___ Data extract
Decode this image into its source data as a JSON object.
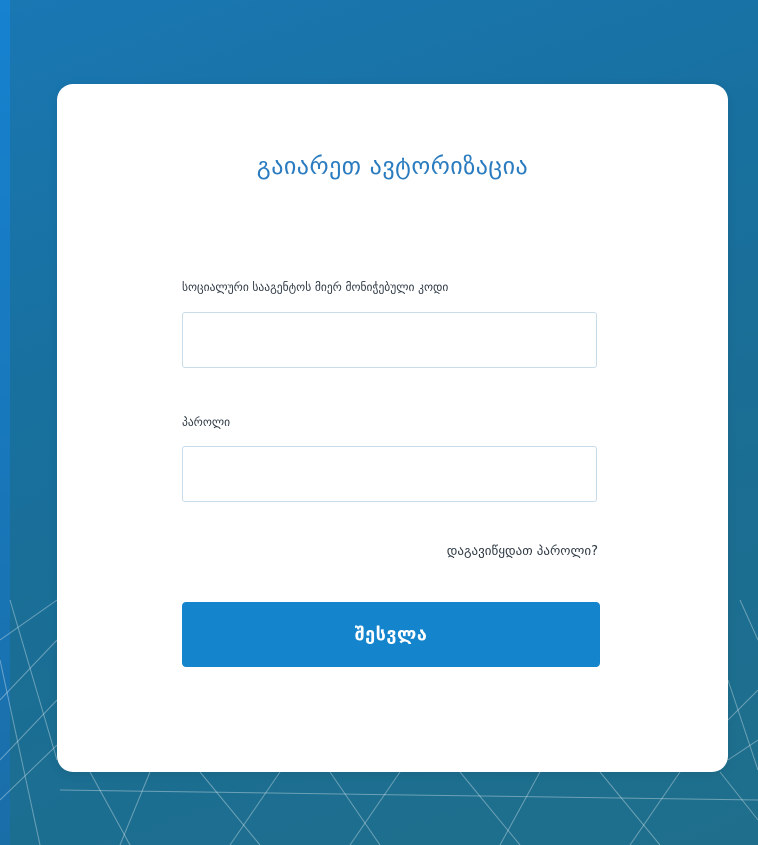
{
  "login_form": {
    "title": "გაიარეთ ავტორიზაცია",
    "code_label": "სოციალური სააგენტოს მიერ მონიჭებული კოდი",
    "code_value": "",
    "code_placeholder": "",
    "password_label": "პაროლი",
    "password_value": "",
    "password_placeholder": "",
    "forgot_password_link": "დაგავიწყდათ პაროლი?",
    "submit_label": "შესვლა"
  },
  "colors": {
    "accent": "#1484cc",
    "title": "#2a7bbf",
    "background": "#18709f",
    "card": "#ffffff"
  }
}
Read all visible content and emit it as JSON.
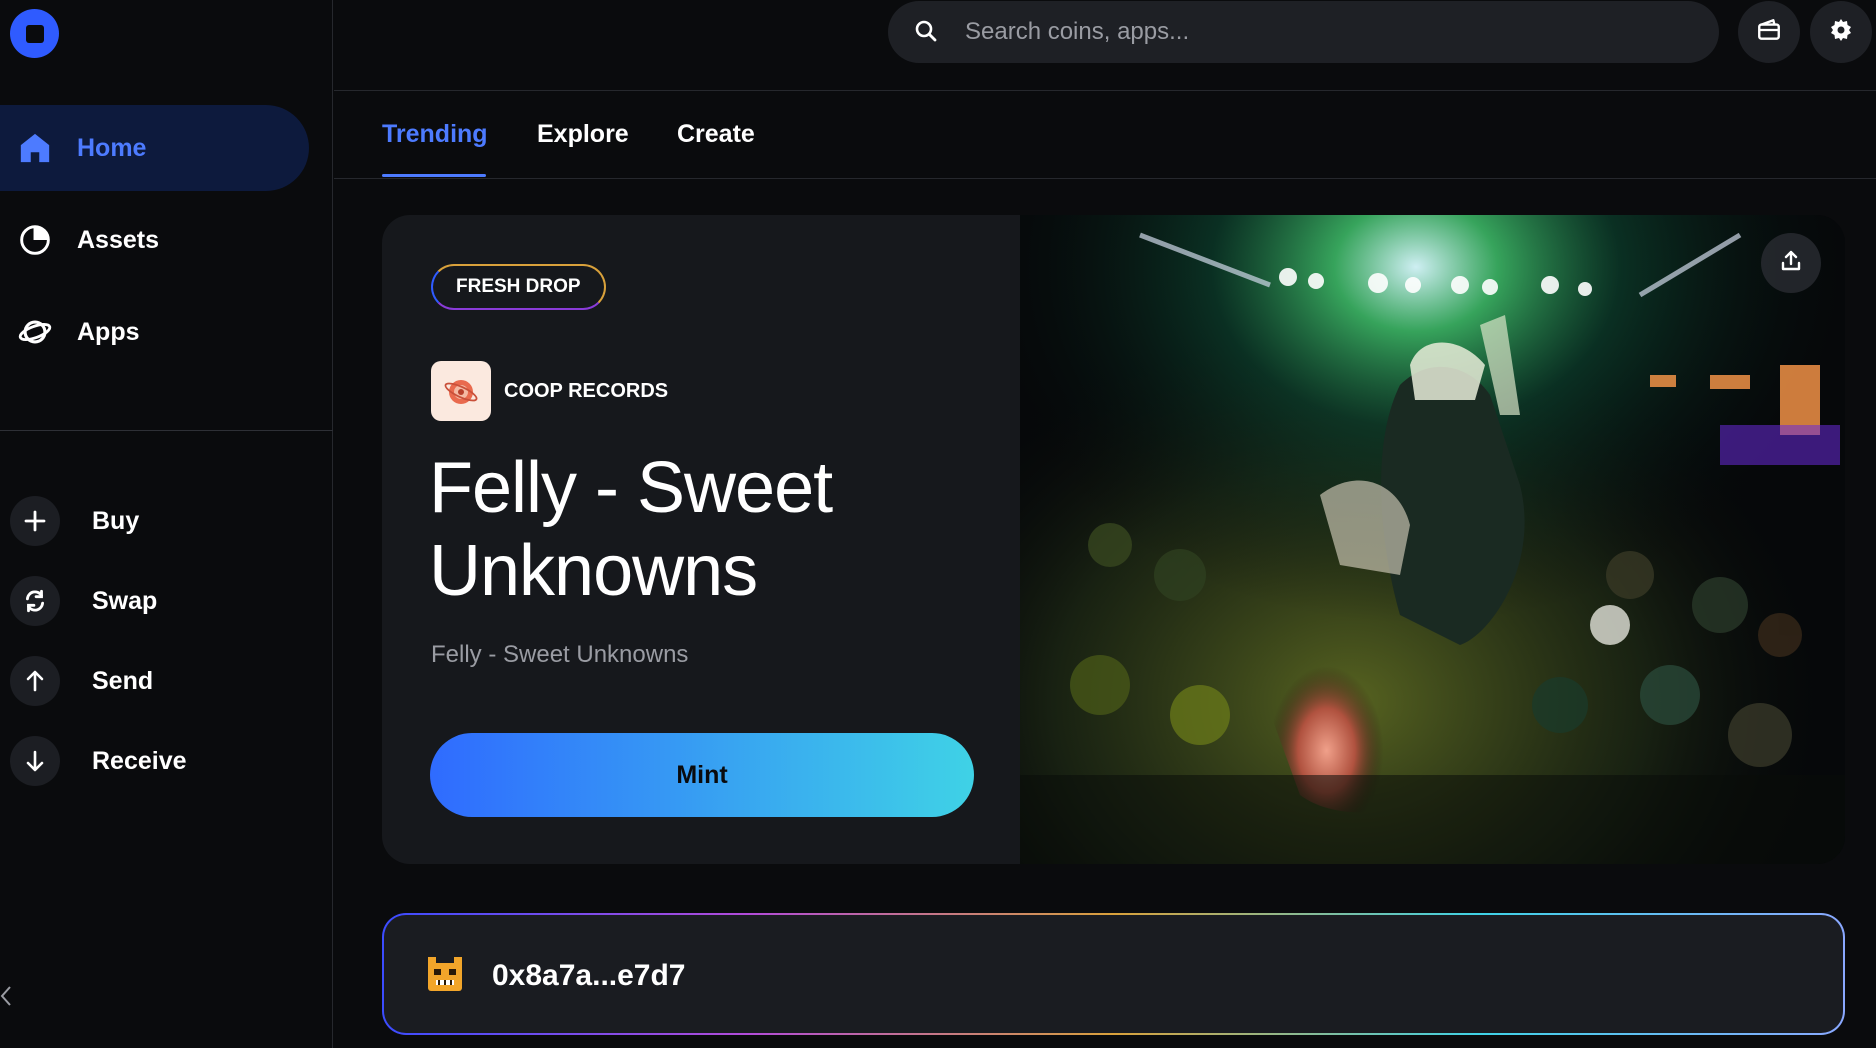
{
  "sidebar": {
    "nav": [
      {
        "label": "Home",
        "icon": "home-icon",
        "active": true
      },
      {
        "label": "Assets",
        "icon": "pie-chart-icon",
        "active": false
      },
      {
        "label": "Apps",
        "icon": "planet-icon",
        "active": false
      }
    ],
    "actions": [
      {
        "label": "Buy",
        "icon": "plus-icon"
      },
      {
        "label": "Swap",
        "icon": "swap-icon"
      },
      {
        "label": "Send",
        "icon": "arrow-up-icon"
      },
      {
        "label": "Receive",
        "icon": "arrow-down-icon"
      }
    ]
  },
  "search": {
    "placeholder": "Search coins, apps..."
  },
  "tabs": [
    {
      "label": "Trending",
      "active": true
    },
    {
      "label": "Explore",
      "active": false
    },
    {
      "label": "Create",
      "active": false
    }
  ],
  "hero": {
    "badge": "FRESH DROP",
    "creator": "COOP RECORDS",
    "title": "Felly - Sweet Unknowns",
    "subtitle": "Felly - Sweet Unknowns",
    "mint_label": "Mint"
  },
  "wallet": {
    "address": "0x8a7a...e7d7"
  },
  "colors": {
    "accent": "#4d7bff",
    "brand": "#2f5bff",
    "background": "#0a0b0d",
    "card": "#16181c"
  }
}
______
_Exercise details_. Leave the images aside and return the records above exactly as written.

_Solution for this exercise_.
Decode this image into its source data as a JSON object.
{
  "login_form": {
    "title": "გაიარეთ ავტორიზაცია",
    "code_label": "სოციალური სააგენტოს მიერ მონიჭებული კოდი",
    "code_value": "",
    "code_placeholder": "",
    "password_label": "პაროლი",
    "password_value": "",
    "password_placeholder": "",
    "forgot_password_link": "დაგავიწყდათ პაროლი?",
    "submit_label": "შესვლა"
  },
  "colors": {
    "accent": "#1484cc",
    "title": "#2a7bbf",
    "background": "#18709f",
    "card": "#ffffff"
  }
}
Read all visible content and emit it as JSON.
{
  "sidebar": {
    "nav": [
      {
        "label": "Home",
        "icon": "home-icon",
        "active": true
      },
      {
        "label": "Assets",
        "icon": "pie-chart-icon",
        "active": false
      },
      {
        "label": "Apps",
        "icon": "planet-icon",
        "active": false
      }
    ],
    "actions": [
      {
        "label": "Buy",
        "icon": "plus-icon"
      },
      {
        "label": "Swap",
        "icon": "swap-icon"
      },
      {
        "label": "Send",
        "icon": "arrow-up-icon"
      },
      {
        "label": "Receive",
        "icon": "arrow-down-icon"
      }
    ]
  },
  "search": {
    "placeholder": "Search coins, apps..."
  },
  "tabs": [
    {
      "label": "Trending",
      "active": true
    },
    {
      "label": "Explore",
      "active": false
    },
    {
      "label": "Create",
      "active": false
    }
  ],
  "hero": {
    "badge": "FRESH DROP",
    "creator": "COOP RECORDS",
    "title": "Felly - Sweet Unknowns",
    "subtitle": "Felly - Sweet Unknowns",
    "mint_label": "Mint"
  },
  "wallet": {
    "address": "0x8a7a...e7d7"
  },
  "colors": {
    "accent": "#4d7bff",
    "brand": "#2f5bff",
    "background": "#0a0b0d",
    "card": "#16181c"
  }
}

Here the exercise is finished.